**Material shown**:
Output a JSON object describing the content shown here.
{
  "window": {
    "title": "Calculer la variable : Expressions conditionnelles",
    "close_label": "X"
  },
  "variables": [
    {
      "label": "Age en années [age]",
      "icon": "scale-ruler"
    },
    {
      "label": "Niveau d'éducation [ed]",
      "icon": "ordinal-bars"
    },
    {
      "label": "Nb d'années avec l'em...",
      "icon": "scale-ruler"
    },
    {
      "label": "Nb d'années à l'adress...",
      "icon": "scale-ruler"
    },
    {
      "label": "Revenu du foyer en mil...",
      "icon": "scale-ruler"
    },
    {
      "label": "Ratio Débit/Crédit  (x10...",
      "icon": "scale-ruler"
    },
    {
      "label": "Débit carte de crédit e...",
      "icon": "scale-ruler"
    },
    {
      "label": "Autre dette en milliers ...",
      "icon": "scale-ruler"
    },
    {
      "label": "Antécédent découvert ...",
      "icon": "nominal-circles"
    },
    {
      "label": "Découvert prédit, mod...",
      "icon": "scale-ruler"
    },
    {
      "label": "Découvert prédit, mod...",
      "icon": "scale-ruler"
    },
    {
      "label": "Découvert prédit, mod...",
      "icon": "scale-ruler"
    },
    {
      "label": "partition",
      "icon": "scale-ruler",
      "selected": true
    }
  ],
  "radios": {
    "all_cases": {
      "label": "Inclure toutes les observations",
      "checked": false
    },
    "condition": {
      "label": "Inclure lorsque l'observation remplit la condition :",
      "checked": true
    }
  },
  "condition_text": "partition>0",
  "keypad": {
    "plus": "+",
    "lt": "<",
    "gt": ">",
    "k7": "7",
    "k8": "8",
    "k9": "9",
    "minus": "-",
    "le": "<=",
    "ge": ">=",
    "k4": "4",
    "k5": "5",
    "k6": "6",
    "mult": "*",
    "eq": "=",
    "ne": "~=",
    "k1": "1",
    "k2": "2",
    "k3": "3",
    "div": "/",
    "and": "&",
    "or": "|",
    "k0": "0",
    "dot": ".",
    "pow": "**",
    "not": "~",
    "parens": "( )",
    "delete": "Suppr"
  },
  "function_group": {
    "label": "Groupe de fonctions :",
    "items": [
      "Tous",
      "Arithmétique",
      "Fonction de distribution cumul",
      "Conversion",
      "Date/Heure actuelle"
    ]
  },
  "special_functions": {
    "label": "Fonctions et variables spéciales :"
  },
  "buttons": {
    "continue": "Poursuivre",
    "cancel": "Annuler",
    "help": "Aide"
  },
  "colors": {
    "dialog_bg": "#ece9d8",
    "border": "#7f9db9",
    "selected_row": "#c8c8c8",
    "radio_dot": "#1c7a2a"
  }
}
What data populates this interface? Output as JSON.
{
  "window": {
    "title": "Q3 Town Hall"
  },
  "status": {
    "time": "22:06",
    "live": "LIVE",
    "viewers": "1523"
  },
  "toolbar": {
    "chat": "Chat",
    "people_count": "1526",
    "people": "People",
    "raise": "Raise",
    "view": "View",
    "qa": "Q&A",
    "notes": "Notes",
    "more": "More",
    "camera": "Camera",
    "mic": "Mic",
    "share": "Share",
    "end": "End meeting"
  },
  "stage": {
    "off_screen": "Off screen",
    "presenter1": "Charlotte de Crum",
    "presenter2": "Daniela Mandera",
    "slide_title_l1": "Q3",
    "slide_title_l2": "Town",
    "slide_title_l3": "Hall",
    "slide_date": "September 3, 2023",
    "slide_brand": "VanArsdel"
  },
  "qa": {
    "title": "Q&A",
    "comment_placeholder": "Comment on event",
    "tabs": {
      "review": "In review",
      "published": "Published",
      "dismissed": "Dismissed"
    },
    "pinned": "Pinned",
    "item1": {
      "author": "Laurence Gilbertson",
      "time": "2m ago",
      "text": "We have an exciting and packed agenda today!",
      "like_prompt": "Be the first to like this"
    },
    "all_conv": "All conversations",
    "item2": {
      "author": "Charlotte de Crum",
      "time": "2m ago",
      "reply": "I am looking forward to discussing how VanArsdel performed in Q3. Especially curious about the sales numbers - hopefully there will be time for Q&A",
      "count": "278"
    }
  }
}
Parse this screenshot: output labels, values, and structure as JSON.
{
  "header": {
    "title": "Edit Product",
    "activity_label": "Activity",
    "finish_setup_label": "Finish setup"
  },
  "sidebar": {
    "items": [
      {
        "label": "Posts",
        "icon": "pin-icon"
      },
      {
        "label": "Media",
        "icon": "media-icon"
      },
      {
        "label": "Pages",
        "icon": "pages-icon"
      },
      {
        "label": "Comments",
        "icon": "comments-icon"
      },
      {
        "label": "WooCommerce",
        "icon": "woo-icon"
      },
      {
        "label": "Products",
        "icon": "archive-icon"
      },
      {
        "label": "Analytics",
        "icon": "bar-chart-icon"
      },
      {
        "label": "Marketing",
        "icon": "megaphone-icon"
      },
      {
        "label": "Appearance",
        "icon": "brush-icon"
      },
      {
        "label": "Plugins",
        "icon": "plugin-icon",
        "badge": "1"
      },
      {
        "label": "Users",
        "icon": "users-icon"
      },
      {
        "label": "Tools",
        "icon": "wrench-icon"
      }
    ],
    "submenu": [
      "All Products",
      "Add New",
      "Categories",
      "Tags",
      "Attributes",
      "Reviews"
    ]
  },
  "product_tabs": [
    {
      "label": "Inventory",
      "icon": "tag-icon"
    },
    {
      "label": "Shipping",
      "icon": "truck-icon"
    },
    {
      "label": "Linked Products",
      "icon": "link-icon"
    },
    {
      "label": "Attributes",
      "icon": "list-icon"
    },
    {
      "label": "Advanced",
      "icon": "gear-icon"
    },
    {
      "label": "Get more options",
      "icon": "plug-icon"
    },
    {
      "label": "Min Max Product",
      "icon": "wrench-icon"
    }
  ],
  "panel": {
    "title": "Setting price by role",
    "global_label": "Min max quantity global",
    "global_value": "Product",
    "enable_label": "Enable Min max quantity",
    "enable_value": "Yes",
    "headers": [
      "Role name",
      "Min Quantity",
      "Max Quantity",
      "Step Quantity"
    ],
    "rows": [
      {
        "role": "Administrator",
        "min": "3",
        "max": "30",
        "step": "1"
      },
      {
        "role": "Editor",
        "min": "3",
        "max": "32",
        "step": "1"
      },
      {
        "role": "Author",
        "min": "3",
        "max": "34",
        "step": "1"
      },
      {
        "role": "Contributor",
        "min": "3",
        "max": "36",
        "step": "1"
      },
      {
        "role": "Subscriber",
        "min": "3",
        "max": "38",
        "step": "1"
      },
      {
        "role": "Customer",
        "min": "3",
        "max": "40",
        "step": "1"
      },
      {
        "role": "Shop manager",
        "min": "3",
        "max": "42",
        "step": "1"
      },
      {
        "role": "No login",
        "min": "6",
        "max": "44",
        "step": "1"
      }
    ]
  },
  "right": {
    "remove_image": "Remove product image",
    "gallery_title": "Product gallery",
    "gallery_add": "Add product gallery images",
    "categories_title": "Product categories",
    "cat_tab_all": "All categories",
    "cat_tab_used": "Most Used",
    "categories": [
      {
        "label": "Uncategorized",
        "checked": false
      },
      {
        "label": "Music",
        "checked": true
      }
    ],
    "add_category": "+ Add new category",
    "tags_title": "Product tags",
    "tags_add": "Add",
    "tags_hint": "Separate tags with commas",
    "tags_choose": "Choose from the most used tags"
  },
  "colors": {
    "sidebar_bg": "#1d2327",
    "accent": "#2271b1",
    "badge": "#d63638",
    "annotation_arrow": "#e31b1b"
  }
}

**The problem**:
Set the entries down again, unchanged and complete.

**Answer to this task**:
Output a JSON object describing the content shown here.
{
  "window": {
    "title": "Calculer la variable : Expressions conditionnelles",
    "close_label": "X"
  },
  "variables": [
    {
      "label": "Age en années [age]",
      "icon": "scale-ruler"
    },
    {
      "label": "Niveau d'éducation [ed]",
      "icon": "ordinal-bars"
    },
    {
      "label": "Nb d'années avec l'em...",
      "icon": "scale-ruler"
    },
    {
      "label": "Nb d'années à l'adress...",
      "icon": "scale-ruler"
    },
    {
      "label": "Revenu du foyer en mil...",
      "icon": "scale-ruler"
    },
    {
      "label": "Ratio Débit/Crédit  (x10...",
      "icon": "scale-ruler"
    },
    {
      "label": "Débit carte de crédit e...",
      "icon": "scale-ruler"
    },
    {
      "label": "Autre dette en milliers ...",
      "icon": "scale-ruler"
    },
    {
      "label": "Antécédent découvert ...",
      "icon": "nominal-circles"
    },
    {
      "label": "Découvert prédit, mod...",
      "icon": "scale-ruler"
    },
    {
      "label": "Découvert prédit, mod...",
      "icon": "scale-ruler"
    },
    {
      "label": "Découvert prédit, mod...",
      "icon": "scale-ruler"
    },
    {
      "label": "partition",
      "icon": "scale-ruler",
      "selected": true
    }
  ],
  "radios": {
    "all_cases": {
      "label": "Inclure toutes les observations",
      "checked": false
    },
    "condition": {
      "label": "Inclure lorsque l'observation remplit la condition :",
      "checked": true
    }
  },
  "condition_text": "partition>0",
  "keypad": {
    "plus": "+",
    "lt": "<",
    "gt": ">",
    "k7": "7",
    "k8": "8",
    "k9": "9",
    "minus": "-",
    "le": "<=",
    "ge": ">=",
    "k4": "4",
    "k5": "5",
    "k6": "6",
    "mult": "*",
    "eq": "=",
    "ne": "~=",
    "k1": "1",
    "k2": "2",
    "k3": "3",
    "div": "/",
    "and": "&",
    "or": "|",
    "k0": "0",
    "dot": ".",
    "pow": "**",
    "not": "~",
    "parens": "( )",
    "delete": "Suppr"
  },
  "function_group": {
    "label": "Groupe de fonctions :",
    "items": [
      "Tous",
      "Arithmétique",
      "Fonction de distribution cumul",
      "Conversion",
      "Date/Heure actuelle"
    ]
  },
  "special_functions": {
    "label": "Fonctions et variables spéciales :"
  },
  "buttons": {
    "continue": "Poursuivre",
    "cancel": "Annuler",
    "help": "Aide"
  },
  "colors": {
    "dialog_bg": "#ece9d8",
    "border": "#7f9db9",
    "selected_row": "#c8c8c8",
    "radio_dot": "#1c7a2a"
  }
}
What data populates this interface? Output as JSON.
{
  "window": {
    "title": "Q3 Town Hall"
  },
  "status": {
    "time": "22:06",
    "live": "LIVE",
    "viewers": "1523"
  },
  "toolbar": {
    "chat": "Chat",
    "people_count": "1526",
    "people": "People",
    "raise": "Raise",
    "view": "View",
    "qa": "Q&A",
    "notes": "Notes",
    "more": "More",
    "camera": "Camera",
    "mic": "Mic",
    "share": "Share",
    "end": "End meeting"
  },
  "stage": {
    "off_screen": "Off screen",
    "presenter1": "Charlotte de Crum",
    "presenter2": "Daniela Mandera",
    "slide_title_l1": "Q3",
    "slide_title_l2": "Town",
    "slide_title_l3": "Hall",
    "slide_date": "September 3, 2023",
    "slide_brand": "VanArsdel"
  },
  "qa": {
    "title": "Q&A",
    "comment_placeholder": "Comment on event",
    "tabs": {
      "review": "In review",
      "published": "Published",
      "dismissed": "Dismissed"
    },
    "pinned": "Pinned",
    "item1": {
      "author": "Laurence Gilbertson",
      "time": "2m ago",
      "text": "We have an exciting and packed agenda today!",
      "like_prompt": "Be the first to like this"
    },
    "all_conv": "All conversations",
    "item2": {
      "author": "Charlotte de Crum",
      "time": "2m ago",
      "reply": "I am looking forward to discussing how VanArsdel performed in Q3. Especially curious about the sales numbers - hopefully there will be time for Q&A",
      "count": "278"
    }
  }
}
Parse this screenshot: output labels, values, and structure as JSON.
{
  "header": {
    "title": "Edit Product",
    "activity_label": "Activity",
    "finish_setup_label": "Finish setup"
  },
  "sidebar": {
    "items": [
      {
        "label": "Posts",
        "icon": "pin-icon"
      },
      {
        "label": "Media",
        "icon": "media-icon"
      },
      {
        "label": "Pages",
        "icon": "pages-icon"
      },
      {
        "label": "Comments",
        "icon": "comments-icon"
      },
      {
        "label": "WooCommerce",
        "icon": "woo-icon"
      },
      {
        "label": "Products",
        "icon": "archive-icon"
      },
      {
        "label": "Analytics",
        "icon": "bar-chart-icon"
      },
      {
        "label": "Marketing",
        "icon": "megaphone-icon"
      },
      {
        "label": "Appearance",
        "icon": "brush-icon"
      },
      {
        "label": "Plugins",
        "icon": "plugin-icon",
        "badge": "1"
      },
      {
        "label": "Users",
        "icon": "users-icon"
      },
      {
        "label": "Tools",
        "icon": "wrench-icon"
      }
    ],
    "submenu": [
      "All Products",
      "Add New",
      "Categories",
      "Tags",
      "Attributes",
      "Reviews"
    ]
  },
  "product_tabs": [
    {
      "label": "Inventory",
      "icon": "tag-icon"
    },
    {
      "label": "Shipping",
      "icon": "truck-icon"
    },
    {
      "label": "Linked Products",
      "icon": "link-icon"
    },
    {
      "label": "Attributes",
      "icon": "list-icon"
    },
    {
      "label": "Advanced",
      "icon": "gear-icon"
    },
    {
      "label": "Get more options",
      "icon": "plug-icon"
    },
    {
      "label": "Min Max Product",
      "icon": "wrench-icon"
    }
  ],
  "panel": {
    "title": "Setting price by role",
    "global_label": "Min max quantity global",
    "global_value": "Product",
    "enable_label": "Enable Min max quantity",
    "enable_value": "Yes",
    "headers": [
      "Role name",
      "Min Quantity",
      "Max Quantity",
      "Step Quantity"
    ],
    "rows": [
      {
        "role": "Administrator",
        "min": "3",
        "max": "30",
        "step": "1"
      },
      {
        "role": "Editor",
        "min": "3",
        "max": "32",
        "step": "1"
      },
      {
        "role": "Author",
        "min": "3",
        "max": "34",
        "step": "1"
      },
      {
        "role": "Contributor",
        "min": "3",
        "max": "36",
        "step": "1"
      },
      {
        "role": "Subscriber",
        "min": "3",
        "max": "38",
        "step": "1"
      },
      {
        "role": "Customer",
        "min": "3",
        "max": "40",
        "step": "1"
      },
      {
        "role": "Shop manager",
        "min": "3",
        "max": "42",
        "step": "1"
      },
      {
        "role": "No login",
        "min": "6",
        "max": "44",
        "step": "1"
      }
    ]
  },
  "right": {
    "remove_image": "Remove product image",
    "gallery_title": "Product gallery",
    "gallery_add": "Add product gallery images",
    "categories_title": "Product categories",
    "cat_tab_all": "All categories",
    "cat_tab_used": "Most Used",
    "categories": [
      {
        "label": "Uncategorized",
        "checked": false
      },
      {
        "label": "Music",
        "checked": true
      }
    ],
    "add_category": "+ Add new category",
    "tags_title": "Product tags",
    "tags_add": "Add",
    "tags_hint": "Separate tags with commas",
    "tags_choose": "Choose from the most used tags"
  },
  "colors": {
    "sidebar_bg": "#1d2327",
    "accent": "#2271b1",
    "badge": "#d63638",
    "annotation_arrow": "#e31b1b"
  }
}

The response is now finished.